December 17, 2009 — Why have sex?
That is one of the big questions in evolutionary biology.
Sexual reproduction is a high-energy endeavor, requiring, often, the quest for a mate, the actual act of sex, and the carrying of offspring (almost always by the females).
Why not reproduce asexually? Many organisms do, though most of them are single-celled bacteria and other simple life forms. Still, some multicellular organisms also reproduce asexually, including many plants, insects, some reptiles, various mollusks and a few fishes.
This highly efficient mode of reproduction is a low-energy endeavor, requiring no search for a mate, no sexual act, and sometimes, no carrying of offspring. It also allows rapid and abundant proliferation, since all members of that population are female and able to produce offspring.
So, yes, why have sex?
The prevailing theory is that sexual reproduction, which requires two genders, allows genetic intermingling that overall is very good for both the individuals and the species as a whole.
Asexual reproduction, on the other hand, is largely static, where each offspring is genetically identical to every other. This allows for the ongoing accumulation and replication of harmful mutations and little room for adaptation to rapidly changing environments, such as the introduction or quick proliferation of a pathogen. This could, in the long run, lead to extinction of the species.
A new study, by researchers at the University of Virginia and the University of Iowa, published currently in the journal Molecular Biology and Evolution, provides additional credence to this understanding.
"We demonstrated that sexual reproduction allows organisms to clean deleterious mutations from their genome," said U.Va. biology professor Doug Taylor, who co-authored the study. "Asexual reproduction does indeed allow for the accumulation of deleterious mutations."
Taylor and his colleagues at Iowa sequenced the entire mitochondrial DNA of multiple sexual and asexual lineages of a species of snail, Potamopyrgus antipodarum, which has sexual and asexual individuals living side-by-side in lakes in New Zealand.

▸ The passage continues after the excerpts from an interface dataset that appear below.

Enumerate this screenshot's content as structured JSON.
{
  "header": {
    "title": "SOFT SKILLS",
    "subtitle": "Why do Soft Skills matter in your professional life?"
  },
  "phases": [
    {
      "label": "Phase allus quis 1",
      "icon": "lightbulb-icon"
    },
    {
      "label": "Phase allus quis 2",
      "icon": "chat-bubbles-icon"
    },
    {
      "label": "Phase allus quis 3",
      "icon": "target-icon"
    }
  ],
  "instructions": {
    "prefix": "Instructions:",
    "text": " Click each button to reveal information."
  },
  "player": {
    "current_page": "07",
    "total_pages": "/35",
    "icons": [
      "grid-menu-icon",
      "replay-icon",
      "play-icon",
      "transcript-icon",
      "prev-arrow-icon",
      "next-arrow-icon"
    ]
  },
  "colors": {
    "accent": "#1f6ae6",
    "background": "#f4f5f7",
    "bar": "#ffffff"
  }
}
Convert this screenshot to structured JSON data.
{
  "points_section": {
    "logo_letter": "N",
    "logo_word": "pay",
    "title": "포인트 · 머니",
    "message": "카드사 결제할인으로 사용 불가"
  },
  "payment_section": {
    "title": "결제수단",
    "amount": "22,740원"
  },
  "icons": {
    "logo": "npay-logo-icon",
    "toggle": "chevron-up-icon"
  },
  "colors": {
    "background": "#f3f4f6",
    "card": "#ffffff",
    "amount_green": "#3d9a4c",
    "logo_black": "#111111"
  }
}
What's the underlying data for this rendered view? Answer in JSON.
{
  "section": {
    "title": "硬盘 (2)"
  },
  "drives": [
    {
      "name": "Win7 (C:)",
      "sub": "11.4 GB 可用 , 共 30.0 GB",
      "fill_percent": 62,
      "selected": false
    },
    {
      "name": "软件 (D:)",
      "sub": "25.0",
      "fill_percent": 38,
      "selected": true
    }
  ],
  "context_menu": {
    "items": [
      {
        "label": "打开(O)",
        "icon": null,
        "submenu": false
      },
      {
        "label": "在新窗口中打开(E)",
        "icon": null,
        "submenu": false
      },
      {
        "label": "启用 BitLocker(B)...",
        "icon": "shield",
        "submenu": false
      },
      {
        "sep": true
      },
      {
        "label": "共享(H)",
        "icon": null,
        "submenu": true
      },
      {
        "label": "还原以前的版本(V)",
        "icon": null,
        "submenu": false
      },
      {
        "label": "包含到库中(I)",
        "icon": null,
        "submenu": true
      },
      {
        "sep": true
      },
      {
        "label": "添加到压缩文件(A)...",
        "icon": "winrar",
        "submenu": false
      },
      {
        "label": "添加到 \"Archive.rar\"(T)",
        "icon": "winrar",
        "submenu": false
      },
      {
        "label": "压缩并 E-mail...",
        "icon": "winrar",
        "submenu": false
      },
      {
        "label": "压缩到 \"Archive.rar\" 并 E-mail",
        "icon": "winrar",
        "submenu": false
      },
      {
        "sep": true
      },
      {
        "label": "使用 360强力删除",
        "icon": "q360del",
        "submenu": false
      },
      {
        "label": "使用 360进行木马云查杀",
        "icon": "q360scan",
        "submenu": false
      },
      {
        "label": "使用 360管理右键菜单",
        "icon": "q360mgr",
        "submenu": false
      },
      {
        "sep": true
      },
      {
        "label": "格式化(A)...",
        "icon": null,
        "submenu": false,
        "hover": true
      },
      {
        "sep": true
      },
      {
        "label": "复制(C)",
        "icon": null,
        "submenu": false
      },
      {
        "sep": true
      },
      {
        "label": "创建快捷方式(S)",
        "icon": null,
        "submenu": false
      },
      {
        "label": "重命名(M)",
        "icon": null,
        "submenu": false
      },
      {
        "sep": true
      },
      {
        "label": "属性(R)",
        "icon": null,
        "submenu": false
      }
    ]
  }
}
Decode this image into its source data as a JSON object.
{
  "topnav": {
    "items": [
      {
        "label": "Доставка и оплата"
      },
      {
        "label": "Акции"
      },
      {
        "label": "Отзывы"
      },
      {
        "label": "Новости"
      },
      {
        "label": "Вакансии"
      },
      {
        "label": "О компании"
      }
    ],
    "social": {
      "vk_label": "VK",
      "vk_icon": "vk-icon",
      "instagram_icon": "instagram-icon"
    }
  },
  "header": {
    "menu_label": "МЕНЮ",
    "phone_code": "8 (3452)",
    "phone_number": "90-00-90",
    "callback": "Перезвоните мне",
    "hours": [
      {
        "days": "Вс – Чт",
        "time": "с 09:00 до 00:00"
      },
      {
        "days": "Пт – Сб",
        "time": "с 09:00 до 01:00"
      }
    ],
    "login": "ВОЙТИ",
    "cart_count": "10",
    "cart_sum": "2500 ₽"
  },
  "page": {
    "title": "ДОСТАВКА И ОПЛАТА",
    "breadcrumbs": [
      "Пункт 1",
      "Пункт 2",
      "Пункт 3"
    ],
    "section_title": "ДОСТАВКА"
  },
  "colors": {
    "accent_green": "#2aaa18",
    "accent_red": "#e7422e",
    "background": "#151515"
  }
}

They found that the sexually reproducing variety accumulates harmful mutations in DNA at about half the rate of the asexual lineage. This does not mean that mutations occur at a slower rate, but that, when mutations do occur, they are cleaned from the genome twice as fast in the sexual lineage.
"Asexual lineages suffer from the fact that they can't clean the mutations from the genome – that's the theory," Taylor said. "And we found that, indeed, the sexual lineages are able to purge the genome of their deleterious mutations much more effectively than the asexual lineages."
Taylor said the finding might be a profound demonstration, at the genetic level, for why sexual reproduction exists in the first place.
Taylor and his colleagues looked for mutations in the snails' mitochondrial genome, in part because the mitochondrial genome is small and evolves rapidly in most animals. However, the mitochondrial genome is also where many mutations are known to affect the overall health of the full organism.
Underlying genetic disorders in the mitochondria are believed to cause many diseases affecting organisms, such as – in humans – Parkinson's disease, premature aging, optic neuropathies and muscular degenerative disorders.